A. It makes sense to pay off both loans. The reason is simple. You will reduce your risk and maybe your taxes at the same time. You have $177,000 in debt. It takes almost the same amount, committed to what most would consider a risky investment, to earn the interest income needed to make the payments.
Worse, it’s very likely that you don’t have enough in mortgage interest payments or real estate taxes to itemize deductions on your tax return. As a result, you get taxable interest income that may not be offset by your mortgage interest payments. You can check this by visiting with a tax preparer or CPA who can show you the tax difference between having the debt and not having it.
While rolling short-term first lien mortgages at 7 percent may seem safe, the reality is that anything that pays 7 percent in today’s market is a risky investment. One clue is that the yield is right up there with the yield on typical junk bonds.
So if you want to have a safer and more relaxed retirement, pay off the debt. You’ll still have a cash cushion left and you’ll still have the entire IRA account.
Q. I just saw an article of yours mentioning withdrawing from one's bond allocation when stocks are down. Doing this prevents the selling of stocks at depressed prices. I don't think you can choose what assets to sell in the Federal Thrift Savings Plan. Is this your understanding as well? If that is the case would
you recommend leaving the TSP in retirement for something like Vanguard?
---G.G., Sanger, Texas
A. The Federal Thrift Savings Plan offers the lowest cost of money management available, but it isn’t particularly flexible when it comes to making withdrawals. If you have made arrangements for a regular monthly distribution, that money will come from your whole portfolio, not a single asset such as your equity fund or your bond fund. So you are correct, you can’t choose what assets to sell when making regular monthly distributions from the TSP.
The only way you could sell from an individual fund would be to move your money. Even then, you’d most likely have to make distributions manually, each month, from the chosen fund.

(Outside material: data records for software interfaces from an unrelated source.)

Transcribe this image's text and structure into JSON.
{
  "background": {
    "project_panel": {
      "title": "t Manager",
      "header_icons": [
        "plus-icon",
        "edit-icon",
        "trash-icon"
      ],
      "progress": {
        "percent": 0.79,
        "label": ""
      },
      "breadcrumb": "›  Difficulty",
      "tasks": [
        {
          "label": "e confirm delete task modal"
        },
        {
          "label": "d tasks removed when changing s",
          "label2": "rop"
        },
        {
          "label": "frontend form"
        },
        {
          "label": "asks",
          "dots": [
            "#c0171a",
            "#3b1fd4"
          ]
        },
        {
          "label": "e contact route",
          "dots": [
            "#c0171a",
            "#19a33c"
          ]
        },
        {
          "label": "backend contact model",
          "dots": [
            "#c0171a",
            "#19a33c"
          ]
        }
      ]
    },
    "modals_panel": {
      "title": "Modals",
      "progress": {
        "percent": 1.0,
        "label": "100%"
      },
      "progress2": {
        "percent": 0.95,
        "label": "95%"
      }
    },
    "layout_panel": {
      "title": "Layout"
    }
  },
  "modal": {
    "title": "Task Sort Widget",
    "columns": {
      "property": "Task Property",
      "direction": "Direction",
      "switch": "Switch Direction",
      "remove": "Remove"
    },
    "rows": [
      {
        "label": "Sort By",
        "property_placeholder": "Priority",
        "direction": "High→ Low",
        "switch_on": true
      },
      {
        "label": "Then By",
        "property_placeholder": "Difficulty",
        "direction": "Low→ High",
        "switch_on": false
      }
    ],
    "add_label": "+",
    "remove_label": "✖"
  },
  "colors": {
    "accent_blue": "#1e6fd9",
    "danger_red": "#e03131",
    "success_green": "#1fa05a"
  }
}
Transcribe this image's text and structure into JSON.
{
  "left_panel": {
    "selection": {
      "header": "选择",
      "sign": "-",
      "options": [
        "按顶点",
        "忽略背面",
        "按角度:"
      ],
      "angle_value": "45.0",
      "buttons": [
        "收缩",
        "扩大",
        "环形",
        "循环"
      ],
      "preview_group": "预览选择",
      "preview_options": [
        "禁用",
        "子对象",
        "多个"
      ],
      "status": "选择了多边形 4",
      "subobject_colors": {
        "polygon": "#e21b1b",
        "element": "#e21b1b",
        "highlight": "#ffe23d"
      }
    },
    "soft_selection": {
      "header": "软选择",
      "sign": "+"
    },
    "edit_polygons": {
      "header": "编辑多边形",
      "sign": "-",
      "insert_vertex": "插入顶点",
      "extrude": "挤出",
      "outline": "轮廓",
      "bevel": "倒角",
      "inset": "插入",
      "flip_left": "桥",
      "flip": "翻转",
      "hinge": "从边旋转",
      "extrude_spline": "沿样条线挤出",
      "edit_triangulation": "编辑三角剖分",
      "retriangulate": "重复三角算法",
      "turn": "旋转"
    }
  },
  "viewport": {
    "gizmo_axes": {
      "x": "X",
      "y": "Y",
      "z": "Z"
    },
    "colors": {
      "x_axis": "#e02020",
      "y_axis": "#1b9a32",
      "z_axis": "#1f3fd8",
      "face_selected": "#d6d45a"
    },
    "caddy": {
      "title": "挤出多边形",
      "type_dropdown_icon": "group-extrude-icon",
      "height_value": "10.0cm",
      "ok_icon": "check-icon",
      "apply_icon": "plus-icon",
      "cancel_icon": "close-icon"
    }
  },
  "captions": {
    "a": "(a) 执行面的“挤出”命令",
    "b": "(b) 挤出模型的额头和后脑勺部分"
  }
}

Should you move your money? I don’t think so. You’ll never beat the low cost of the TSP funds, for one thing. And there is nothing like the riskless government bond fund--- the “G” fund--- available elsewhere, for another. Those benefits offset some loss of flexibility.